Let's take a look at how fast it boiled water on its "Quick Boil" burner:
The Frigidaire took an average of 11.87 minutes to bring 112 ounces of water to a boil, a competitive time when you compare it to other ranges with gas cooktops we've tested. And the Frigidaire boiled water nearly four minutes faster than the Dacor RNRP36GS, a gas range that costs three times as much as the Frigidaire.
The Frigidaire also gave a solid baking performance when in convection baking mode. The convection fan in the back of the oven wall circulates air for more even heat circulation, which is ideal when you're baking food on more than one oven rack. With the convection fan on, the Frigidaire evenly baked two racks of biscuits. The color of the biscuits teetered toward being too dark, but you could address that with shorter cook times, an easy fix when you consider the overall evenness.
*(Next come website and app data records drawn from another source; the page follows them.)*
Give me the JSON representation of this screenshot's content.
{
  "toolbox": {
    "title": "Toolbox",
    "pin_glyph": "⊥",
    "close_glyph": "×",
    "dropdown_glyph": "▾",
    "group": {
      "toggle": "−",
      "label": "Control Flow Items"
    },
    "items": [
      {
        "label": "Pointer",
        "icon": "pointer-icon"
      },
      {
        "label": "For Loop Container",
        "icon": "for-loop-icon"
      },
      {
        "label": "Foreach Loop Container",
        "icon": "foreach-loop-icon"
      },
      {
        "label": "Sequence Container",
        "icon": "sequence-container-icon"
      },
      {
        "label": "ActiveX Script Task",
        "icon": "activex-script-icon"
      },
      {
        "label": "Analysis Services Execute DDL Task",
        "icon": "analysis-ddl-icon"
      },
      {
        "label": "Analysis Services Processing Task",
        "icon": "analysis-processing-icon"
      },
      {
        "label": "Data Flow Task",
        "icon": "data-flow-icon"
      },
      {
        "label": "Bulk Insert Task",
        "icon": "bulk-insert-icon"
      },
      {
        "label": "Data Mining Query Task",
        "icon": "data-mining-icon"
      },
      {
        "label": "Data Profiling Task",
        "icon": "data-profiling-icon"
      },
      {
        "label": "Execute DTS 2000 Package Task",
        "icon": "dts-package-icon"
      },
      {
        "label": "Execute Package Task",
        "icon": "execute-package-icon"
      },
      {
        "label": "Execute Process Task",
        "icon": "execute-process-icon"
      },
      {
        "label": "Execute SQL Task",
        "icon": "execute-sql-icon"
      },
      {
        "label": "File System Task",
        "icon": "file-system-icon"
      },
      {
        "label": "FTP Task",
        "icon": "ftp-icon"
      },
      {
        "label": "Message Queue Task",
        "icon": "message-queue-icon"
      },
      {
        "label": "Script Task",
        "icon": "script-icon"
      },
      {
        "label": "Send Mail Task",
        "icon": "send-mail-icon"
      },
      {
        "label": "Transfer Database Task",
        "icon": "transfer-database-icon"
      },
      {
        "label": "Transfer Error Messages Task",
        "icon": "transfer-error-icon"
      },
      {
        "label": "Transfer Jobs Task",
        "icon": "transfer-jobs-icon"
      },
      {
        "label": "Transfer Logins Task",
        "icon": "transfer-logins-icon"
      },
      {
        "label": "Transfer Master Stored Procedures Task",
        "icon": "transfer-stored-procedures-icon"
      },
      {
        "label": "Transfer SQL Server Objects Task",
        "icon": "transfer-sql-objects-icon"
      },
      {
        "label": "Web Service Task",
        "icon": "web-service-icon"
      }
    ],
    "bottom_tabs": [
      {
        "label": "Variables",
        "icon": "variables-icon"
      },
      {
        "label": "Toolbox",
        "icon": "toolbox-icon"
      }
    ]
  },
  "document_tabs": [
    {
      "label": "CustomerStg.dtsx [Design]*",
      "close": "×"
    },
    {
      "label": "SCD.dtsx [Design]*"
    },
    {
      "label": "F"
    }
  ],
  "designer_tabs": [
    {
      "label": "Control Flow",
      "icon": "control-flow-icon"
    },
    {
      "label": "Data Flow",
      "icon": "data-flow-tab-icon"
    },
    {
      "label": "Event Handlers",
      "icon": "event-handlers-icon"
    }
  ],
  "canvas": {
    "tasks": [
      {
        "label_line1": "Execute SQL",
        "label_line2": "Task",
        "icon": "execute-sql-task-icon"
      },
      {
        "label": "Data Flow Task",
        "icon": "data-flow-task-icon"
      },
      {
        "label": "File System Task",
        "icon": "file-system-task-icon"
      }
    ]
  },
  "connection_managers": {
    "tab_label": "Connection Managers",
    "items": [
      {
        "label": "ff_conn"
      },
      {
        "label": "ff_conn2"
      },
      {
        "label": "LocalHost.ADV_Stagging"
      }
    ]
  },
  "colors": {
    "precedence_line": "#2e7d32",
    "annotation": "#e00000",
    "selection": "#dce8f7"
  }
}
I also used the convection fan to roast a chicken. The skin wasn't as crisp as I would've liked, but the meat was juicy and tender.
The Frigidaire's broil performance was the biggest disappointment. The oven took an average of 16.78 minutes to broil six hamburger patties, which makes it among the slowest performers of the electric ovens we've tested. And the burgers cooked quickly on the outside, so the patties were nearly burnt before they all reached an interior temperature of 145 degrees.
The Frigidaire FGDS3065PF is a fine product. It boils water quickly, bakes biscuits evenly and roasts a tasty chicken. It doesn't come with a lot of add-on features we've come to expect from an oven that costs more than $2,000. But when you compare the Frigidaire to other dual-fuel ranges like the $2,599 KitchenAid KFDD500ESS, the $4,649 KitchenAid KDRS407 or the $6,320 Dacor ER30DSCH, the lack of special additions is a small price to pay for a lower-cost appliance.